  • Collaborative document editing – including word processing (Google Docs), slideshows (Google Slides), and spreadsheets (Google Sheets)
  • Document sharing (and access control)
  • Data entry interface using Google Forms

Phone or Computer:
Both! Google users can access files via web browser on desktop or mobile. On mobile, Google Sheets requires that users download an app to manage spreadsheets.

What’s Unique:
With Google Docs, it doesn’t matter what operating system or office software your collaborative members use! Files can be built, edited, shared, and stored entirely online. For offline use, members can download documents in a variety of formats, ensuring that document compatibility isn’t an issue. The collaborative editing capability helps prevent version control issues and Google stores all old edits in case you need to revert to an old version.

When to Use It:
Use Google Docs when you need to wrangle your collaborative’s working documents: minutes, running notes for your working groups, or schedules. You can also use it to upload and share existing documents in a folder structure, making files accessible to invited members.

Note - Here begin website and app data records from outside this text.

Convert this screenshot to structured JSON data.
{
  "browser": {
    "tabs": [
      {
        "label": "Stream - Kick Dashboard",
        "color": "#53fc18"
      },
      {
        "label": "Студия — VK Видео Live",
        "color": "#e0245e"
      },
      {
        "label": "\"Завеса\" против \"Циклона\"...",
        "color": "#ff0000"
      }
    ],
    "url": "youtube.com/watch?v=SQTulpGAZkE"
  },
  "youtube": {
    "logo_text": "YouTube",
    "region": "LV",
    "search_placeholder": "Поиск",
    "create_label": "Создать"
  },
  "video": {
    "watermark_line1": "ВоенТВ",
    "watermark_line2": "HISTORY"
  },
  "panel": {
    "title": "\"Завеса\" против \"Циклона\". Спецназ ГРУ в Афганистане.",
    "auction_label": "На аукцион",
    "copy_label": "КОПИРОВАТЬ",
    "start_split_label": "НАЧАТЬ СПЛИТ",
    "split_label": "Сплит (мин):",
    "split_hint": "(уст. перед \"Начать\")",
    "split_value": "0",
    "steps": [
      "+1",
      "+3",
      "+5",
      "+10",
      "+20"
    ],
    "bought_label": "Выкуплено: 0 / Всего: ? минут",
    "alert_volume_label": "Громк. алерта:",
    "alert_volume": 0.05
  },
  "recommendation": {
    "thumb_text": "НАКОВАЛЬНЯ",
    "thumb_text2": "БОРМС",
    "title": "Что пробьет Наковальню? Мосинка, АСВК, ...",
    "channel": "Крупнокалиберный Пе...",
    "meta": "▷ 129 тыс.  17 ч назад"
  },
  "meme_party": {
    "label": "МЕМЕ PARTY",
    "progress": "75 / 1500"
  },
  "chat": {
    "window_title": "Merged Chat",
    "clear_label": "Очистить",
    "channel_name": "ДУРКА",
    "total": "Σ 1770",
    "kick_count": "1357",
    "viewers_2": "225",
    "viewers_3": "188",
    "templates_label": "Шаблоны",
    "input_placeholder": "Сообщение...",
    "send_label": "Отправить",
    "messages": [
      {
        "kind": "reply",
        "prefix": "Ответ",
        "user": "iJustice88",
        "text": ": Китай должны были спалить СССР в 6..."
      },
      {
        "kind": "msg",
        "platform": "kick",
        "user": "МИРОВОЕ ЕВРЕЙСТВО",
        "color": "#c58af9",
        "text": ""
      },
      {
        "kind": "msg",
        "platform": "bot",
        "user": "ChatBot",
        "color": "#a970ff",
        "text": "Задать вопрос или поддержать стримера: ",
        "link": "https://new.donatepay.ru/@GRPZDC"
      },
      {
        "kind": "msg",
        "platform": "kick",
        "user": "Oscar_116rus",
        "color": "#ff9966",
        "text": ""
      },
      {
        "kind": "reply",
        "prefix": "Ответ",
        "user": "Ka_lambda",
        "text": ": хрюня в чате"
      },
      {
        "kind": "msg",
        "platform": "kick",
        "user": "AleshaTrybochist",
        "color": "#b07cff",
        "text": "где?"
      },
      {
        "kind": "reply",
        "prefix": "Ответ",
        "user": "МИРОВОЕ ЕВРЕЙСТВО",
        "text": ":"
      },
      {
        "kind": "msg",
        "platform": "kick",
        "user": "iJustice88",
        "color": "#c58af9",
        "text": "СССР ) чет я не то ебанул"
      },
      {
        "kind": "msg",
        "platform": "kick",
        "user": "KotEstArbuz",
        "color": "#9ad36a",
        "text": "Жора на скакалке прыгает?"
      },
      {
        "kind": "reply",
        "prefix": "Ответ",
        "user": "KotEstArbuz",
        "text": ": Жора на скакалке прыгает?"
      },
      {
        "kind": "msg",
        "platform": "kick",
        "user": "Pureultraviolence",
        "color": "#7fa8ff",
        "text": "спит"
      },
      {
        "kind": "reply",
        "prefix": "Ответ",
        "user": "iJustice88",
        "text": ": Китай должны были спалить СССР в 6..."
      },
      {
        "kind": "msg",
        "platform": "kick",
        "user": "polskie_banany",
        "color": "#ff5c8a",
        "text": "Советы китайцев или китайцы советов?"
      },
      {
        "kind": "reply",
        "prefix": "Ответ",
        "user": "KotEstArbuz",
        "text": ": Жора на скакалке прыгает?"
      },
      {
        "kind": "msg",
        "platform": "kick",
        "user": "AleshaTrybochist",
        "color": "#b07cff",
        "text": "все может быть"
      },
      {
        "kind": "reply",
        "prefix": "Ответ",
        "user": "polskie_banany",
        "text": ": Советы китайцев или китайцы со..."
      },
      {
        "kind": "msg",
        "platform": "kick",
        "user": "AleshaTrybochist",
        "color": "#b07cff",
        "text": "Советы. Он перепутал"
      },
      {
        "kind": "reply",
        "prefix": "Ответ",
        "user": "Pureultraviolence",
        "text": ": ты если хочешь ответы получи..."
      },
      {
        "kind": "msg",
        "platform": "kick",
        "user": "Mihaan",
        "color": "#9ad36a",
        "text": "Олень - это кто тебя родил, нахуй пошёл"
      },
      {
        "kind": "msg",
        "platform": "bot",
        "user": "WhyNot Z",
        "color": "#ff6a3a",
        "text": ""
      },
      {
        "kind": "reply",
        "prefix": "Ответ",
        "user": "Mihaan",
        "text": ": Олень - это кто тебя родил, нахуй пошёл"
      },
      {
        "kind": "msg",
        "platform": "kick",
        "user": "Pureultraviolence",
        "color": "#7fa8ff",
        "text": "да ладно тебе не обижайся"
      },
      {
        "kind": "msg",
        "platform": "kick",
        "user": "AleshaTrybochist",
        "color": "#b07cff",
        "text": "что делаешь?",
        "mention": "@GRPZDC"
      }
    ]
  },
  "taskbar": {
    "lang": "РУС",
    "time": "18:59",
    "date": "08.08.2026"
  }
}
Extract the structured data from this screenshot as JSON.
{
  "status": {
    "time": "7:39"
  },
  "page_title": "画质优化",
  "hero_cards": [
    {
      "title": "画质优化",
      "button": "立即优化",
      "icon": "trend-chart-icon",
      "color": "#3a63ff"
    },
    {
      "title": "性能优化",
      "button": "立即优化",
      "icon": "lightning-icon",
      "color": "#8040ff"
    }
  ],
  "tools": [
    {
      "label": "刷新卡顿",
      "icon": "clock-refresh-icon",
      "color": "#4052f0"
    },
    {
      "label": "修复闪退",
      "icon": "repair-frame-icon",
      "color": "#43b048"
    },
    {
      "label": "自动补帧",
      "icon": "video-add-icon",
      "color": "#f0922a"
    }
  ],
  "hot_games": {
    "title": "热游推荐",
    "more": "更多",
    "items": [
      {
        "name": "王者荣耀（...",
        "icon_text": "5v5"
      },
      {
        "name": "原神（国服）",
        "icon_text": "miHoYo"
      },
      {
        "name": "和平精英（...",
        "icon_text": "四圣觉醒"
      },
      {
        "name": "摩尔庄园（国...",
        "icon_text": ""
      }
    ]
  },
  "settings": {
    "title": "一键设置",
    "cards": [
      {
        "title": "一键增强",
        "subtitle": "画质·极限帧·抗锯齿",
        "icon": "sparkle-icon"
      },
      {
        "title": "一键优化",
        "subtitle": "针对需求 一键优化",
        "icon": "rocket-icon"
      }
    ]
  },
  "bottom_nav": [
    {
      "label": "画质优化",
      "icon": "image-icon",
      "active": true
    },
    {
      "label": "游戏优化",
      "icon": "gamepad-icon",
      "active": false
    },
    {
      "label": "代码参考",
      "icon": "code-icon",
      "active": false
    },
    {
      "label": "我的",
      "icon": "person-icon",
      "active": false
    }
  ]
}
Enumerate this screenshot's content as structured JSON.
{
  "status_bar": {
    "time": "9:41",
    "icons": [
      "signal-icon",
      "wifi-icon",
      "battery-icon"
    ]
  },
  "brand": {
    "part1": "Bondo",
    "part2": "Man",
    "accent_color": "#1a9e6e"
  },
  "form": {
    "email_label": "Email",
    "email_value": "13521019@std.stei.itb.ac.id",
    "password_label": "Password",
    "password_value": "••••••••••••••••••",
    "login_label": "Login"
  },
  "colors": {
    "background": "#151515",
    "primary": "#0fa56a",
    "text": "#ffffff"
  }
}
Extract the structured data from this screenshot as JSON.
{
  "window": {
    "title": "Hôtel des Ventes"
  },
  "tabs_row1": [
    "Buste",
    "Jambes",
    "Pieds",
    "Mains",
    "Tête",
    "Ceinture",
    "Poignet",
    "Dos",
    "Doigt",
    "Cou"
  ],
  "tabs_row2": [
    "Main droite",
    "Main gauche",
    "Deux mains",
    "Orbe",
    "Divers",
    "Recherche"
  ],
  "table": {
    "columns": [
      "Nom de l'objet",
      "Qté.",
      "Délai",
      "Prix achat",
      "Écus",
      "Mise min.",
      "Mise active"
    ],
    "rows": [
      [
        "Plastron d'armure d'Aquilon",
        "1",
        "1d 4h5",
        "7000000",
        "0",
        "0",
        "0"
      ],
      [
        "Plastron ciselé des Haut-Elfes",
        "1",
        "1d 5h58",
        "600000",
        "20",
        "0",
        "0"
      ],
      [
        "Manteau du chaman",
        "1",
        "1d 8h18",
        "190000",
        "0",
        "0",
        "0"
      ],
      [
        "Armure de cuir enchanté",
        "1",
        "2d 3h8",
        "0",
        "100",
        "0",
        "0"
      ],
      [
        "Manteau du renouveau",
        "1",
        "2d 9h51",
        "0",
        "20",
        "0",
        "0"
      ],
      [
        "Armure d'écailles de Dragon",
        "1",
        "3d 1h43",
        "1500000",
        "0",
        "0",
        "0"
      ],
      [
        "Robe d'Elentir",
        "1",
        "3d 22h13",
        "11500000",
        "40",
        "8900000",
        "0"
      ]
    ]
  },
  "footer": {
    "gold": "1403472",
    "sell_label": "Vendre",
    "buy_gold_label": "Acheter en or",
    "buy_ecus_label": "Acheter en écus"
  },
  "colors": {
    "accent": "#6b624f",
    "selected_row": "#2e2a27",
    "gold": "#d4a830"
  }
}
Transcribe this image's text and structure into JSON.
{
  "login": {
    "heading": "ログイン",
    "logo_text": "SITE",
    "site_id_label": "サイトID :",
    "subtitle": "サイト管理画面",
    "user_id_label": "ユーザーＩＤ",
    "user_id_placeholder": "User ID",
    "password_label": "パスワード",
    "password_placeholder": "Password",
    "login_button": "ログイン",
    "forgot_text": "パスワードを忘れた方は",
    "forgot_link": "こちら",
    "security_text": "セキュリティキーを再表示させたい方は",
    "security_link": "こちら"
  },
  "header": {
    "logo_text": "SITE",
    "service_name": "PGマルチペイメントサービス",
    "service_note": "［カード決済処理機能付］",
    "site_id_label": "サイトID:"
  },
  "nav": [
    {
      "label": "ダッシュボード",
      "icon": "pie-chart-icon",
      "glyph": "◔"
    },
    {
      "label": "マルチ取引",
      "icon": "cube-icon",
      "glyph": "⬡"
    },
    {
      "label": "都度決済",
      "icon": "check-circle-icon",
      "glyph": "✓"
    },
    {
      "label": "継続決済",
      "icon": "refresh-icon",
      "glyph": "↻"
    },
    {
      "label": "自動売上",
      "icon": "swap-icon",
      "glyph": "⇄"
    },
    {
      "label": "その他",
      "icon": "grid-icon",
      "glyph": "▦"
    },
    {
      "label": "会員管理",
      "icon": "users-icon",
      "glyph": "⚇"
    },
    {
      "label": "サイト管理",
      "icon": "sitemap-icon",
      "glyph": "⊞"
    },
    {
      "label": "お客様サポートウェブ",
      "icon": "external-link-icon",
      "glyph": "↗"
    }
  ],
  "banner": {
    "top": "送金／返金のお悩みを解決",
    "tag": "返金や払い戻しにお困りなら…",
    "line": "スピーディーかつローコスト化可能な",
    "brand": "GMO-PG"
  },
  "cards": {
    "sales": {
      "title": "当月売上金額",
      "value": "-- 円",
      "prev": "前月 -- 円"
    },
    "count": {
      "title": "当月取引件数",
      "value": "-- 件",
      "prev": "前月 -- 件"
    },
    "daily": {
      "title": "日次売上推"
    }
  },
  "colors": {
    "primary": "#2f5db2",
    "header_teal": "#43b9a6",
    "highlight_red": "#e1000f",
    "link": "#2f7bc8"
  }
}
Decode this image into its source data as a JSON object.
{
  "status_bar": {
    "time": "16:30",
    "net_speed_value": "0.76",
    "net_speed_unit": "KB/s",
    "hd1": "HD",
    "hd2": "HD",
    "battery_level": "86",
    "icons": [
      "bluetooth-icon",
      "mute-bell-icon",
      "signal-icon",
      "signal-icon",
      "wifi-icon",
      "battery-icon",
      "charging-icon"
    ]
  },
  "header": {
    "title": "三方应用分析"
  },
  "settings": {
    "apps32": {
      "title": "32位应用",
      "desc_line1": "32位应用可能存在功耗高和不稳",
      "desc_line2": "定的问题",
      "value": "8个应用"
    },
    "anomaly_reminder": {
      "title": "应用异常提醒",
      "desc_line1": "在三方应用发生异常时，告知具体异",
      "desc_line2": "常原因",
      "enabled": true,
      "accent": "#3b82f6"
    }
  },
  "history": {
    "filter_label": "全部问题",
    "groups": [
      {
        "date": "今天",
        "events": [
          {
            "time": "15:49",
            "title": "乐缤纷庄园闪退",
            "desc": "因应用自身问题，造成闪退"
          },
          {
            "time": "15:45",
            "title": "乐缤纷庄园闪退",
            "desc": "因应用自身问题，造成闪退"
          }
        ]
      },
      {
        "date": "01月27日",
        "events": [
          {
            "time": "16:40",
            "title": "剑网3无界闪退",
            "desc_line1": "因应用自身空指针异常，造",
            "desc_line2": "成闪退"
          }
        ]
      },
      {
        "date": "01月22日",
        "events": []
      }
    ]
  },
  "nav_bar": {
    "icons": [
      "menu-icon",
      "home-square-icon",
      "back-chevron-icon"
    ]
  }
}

Learn More:
Visit Google’s “Learning Center” for a handful of quick training modules to get you up and running.